Given entries |
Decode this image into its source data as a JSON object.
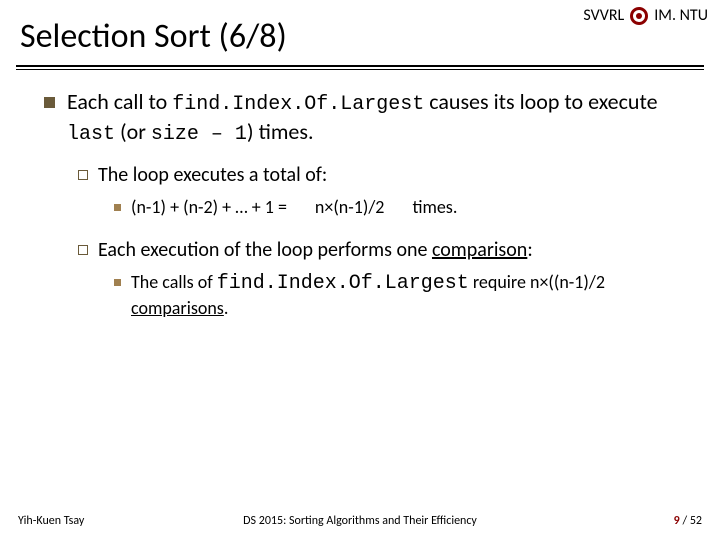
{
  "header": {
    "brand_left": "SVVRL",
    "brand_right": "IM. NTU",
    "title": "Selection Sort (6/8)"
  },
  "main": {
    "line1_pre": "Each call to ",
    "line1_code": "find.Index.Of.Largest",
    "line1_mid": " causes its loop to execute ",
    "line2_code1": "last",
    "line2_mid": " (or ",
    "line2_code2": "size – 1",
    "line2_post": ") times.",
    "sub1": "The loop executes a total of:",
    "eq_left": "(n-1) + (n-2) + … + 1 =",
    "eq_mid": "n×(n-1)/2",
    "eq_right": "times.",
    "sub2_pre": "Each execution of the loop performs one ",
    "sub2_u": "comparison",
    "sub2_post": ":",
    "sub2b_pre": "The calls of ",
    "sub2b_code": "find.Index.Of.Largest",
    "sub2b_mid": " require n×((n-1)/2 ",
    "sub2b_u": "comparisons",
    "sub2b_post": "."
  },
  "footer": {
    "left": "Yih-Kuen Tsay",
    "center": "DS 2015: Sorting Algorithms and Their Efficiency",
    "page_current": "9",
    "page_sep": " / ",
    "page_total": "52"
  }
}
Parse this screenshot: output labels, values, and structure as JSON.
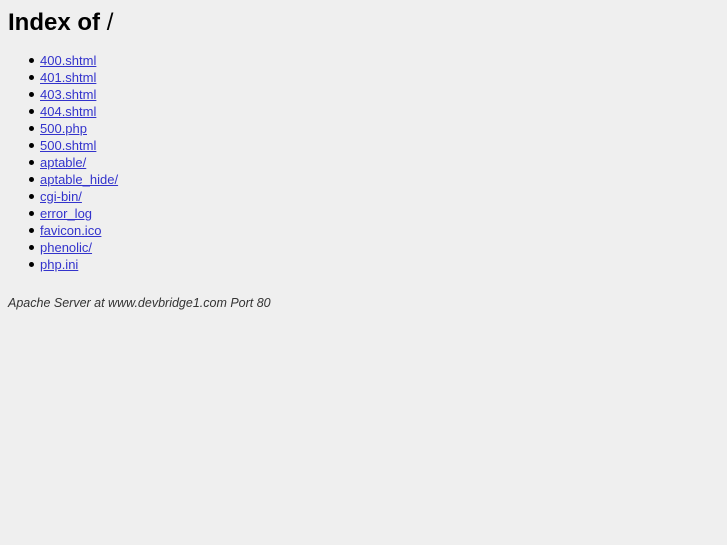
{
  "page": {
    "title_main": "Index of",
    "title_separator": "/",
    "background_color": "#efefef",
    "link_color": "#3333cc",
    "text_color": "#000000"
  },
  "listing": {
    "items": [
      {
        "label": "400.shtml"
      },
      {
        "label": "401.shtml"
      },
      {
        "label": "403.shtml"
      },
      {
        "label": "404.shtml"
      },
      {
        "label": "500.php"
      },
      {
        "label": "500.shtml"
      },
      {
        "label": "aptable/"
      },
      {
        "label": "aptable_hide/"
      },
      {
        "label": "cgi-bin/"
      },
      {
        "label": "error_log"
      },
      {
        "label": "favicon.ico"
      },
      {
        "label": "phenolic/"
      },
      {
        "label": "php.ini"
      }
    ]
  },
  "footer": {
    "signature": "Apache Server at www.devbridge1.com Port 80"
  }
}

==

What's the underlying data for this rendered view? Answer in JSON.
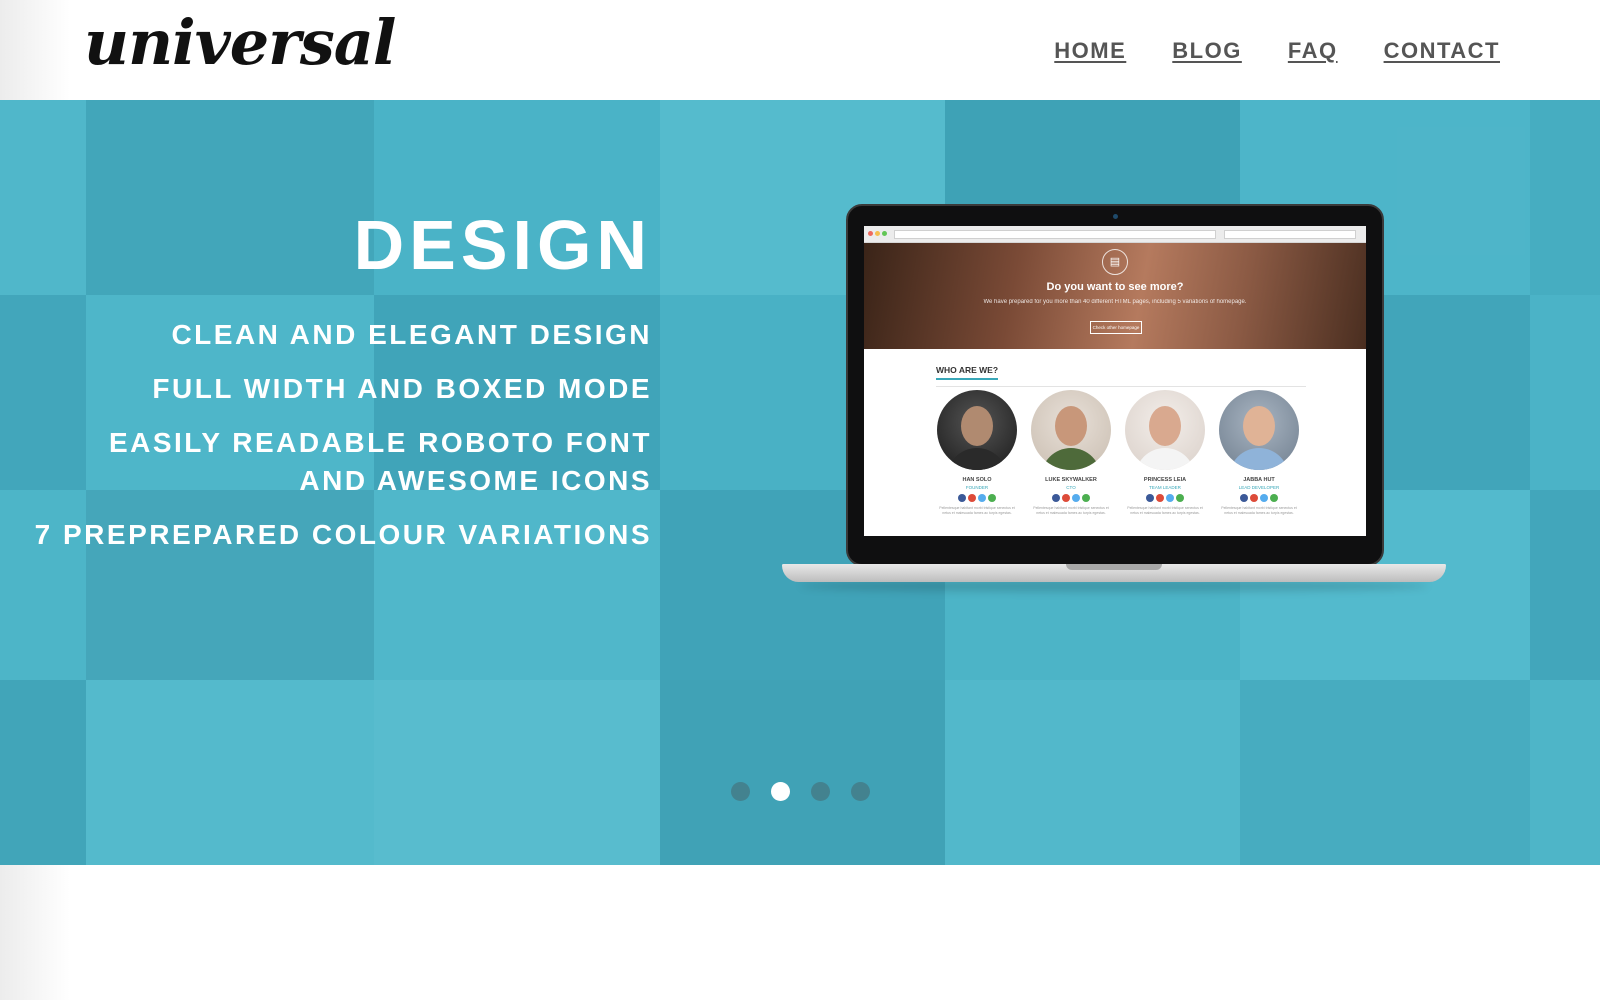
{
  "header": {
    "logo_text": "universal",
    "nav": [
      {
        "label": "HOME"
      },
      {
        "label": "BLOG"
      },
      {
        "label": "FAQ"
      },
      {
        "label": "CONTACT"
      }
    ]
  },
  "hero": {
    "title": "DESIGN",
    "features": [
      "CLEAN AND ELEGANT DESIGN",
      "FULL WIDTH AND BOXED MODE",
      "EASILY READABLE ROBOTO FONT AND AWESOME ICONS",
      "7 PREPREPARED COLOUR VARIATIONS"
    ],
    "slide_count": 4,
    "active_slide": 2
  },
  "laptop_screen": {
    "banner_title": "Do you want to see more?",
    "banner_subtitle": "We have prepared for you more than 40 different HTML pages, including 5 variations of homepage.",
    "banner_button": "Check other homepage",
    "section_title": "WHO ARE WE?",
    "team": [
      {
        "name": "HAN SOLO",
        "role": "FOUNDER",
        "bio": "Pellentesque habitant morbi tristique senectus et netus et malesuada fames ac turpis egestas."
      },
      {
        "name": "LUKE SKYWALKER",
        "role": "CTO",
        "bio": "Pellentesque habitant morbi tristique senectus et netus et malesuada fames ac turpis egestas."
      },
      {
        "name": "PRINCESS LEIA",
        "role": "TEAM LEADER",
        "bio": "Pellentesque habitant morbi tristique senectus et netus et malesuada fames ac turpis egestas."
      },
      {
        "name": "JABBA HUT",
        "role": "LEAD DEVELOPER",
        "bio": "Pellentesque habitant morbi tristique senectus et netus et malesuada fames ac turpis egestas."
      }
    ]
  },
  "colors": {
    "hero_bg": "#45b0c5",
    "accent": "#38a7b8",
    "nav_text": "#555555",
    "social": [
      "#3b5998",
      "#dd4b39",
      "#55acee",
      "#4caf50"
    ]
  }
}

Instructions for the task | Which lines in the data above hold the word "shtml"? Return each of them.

Answer for this exercise |
        "label": "400.shtml"
        "label": "401.shtml"
        "label": "403.shtml"
        "label": "404.shtml"
        "label": "500.shtml"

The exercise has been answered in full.